How do you know when an inverter or module is under-performing? Monitoring services should shed light on problems but AI-driven digital asset manager Raycatch says much information is hidden behind a wall of “noise.” Breaking that wall with advanced data analysis could unlock billions of cost savings.
How much better can PV plants perform and how much extra yield and cash can owners squeeze out of them? The simple answer is, the global solar fleet could generate an extra $14.48 billion in 2024 if asset management and operations and maintenance (O&M) were carried out to the highest standards.
That remarkable claim is the result of a study by digital asset management company Raycatch. The automated diagnostics provider fed the data of 75 solar plants into its proprietary DeepSolar artificial intelligence (AI)-driven analytics software and received what it described as the first quantification of technical issues in PV plants from real-data analysis.
In January, a Raycatch team collected data from sites in the United States, Japan, Germany, India, Italy, the United Kingdom, Australia, Denmark, Norway, Finland, France, Spain, Romania, Israel, Taiwan, and Thailand, representing a cumulative generation capacity of 1.2 GW.
Running the numbers through AI-driven software enabled Raycatch to eliminate data ‘noise’ such as that generated by faulty sensors, shading, temperature changes, clouds, and electrical issues. Without the analytical properties of the AI-driven software, the researchers claimed, such noise would have obscured meaningful information which identified patterns and the root-causes of problems.
The arrays studied had an average generation capacity of 16.1 MW and featured 2,298 strings connected to 115 inverters.
The data analysis identified worn-out equipment as one of the most common causes of solar system under-performance. That might comprise degradation, back sheet, or soldering issues in modules, with panel problems making up a striking 80% of the performance issues analyzed. Inverter efficiency loss, which occurred in 55% of the plants analyzed; and string disconnection, which occurred in 65%, were also big culprits. Solar tracker malfunctions and faulty cables, connectors, and sensors were another problem, with faulty sensors occurring at a quarter of the sites.
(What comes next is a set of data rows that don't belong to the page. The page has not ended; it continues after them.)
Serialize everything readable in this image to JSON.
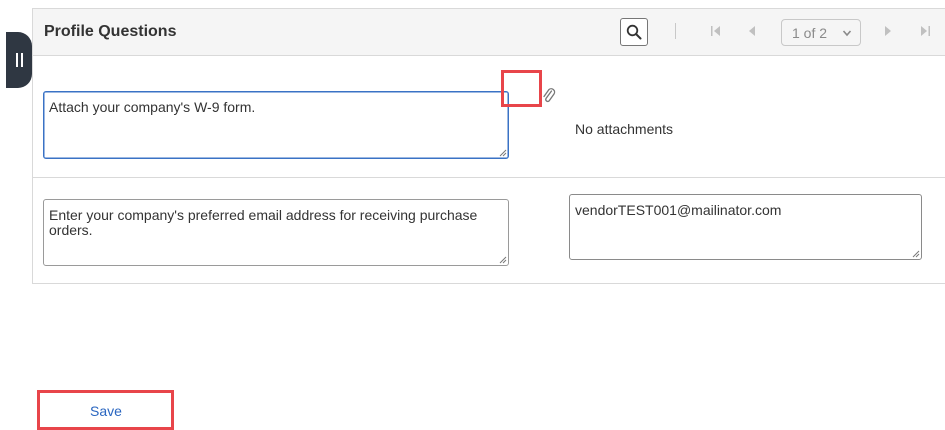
{
  "panel": {
    "title": "Profile Questions",
    "pager": "1 of 2"
  },
  "questions": [
    {
      "question": "Attach your company's W-9 form.",
      "answer": "No attachments"
    },
    {
      "question": "Enter your company's preferred email address for receiving purchase orders.",
      "answer": "vendorTEST001@mailinator.com"
    }
  ],
  "actions": {
    "save_label": "Save"
  },
  "icons": {
    "search": "search-icon",
    "first": "first-page-icon",
    "prev": "previous-page-icon",
    "next": "next-page-icon",
    "last": "last-page-icon",
    "attach": "paperclip-icon",
    "collapse": "collapse-handle-icon"
  },
  "colors": {
    "highlight": "#e8454a",
    "link": "#2a66c0",
    "focus": "#3a72c5"
  }
}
A lack of cleaning and grass cutting was among the other issues observed, as well as inefficient and lengthy manual repairs, according to the Raycatch analysis.
Having filtered out the irrelevant noise in the data, the Raycatch team ran the figures to estimate the volume of “recoverable energy” based on generation levels in the previous 12 months. The team estimated the plants had an average 5.27% recoverable energy. Translated into an annual figure, that added up to a $160,000 increase for the average, 16.1 MW plant.
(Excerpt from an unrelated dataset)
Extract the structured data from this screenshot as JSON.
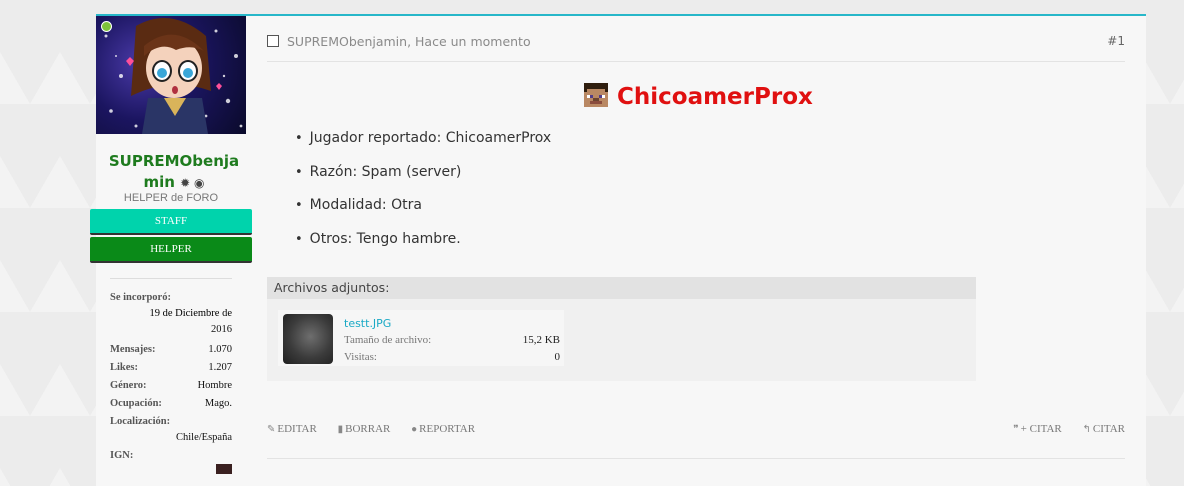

The findings were married up with forecast assumptions made by industry body SolarPower Europe to calculate $6.3 billion worth of solar electricity will have been lost due to such failings in 2019, when the world had an estimated 630 GW of solar generation capacity. Based on the expectation that the global solar fleet could swell to 1,448 GW by 2024, the annual bill for such component failures could hit $14.48 billion.
※ Article reproduced from the network, if infringement, please contact to delete.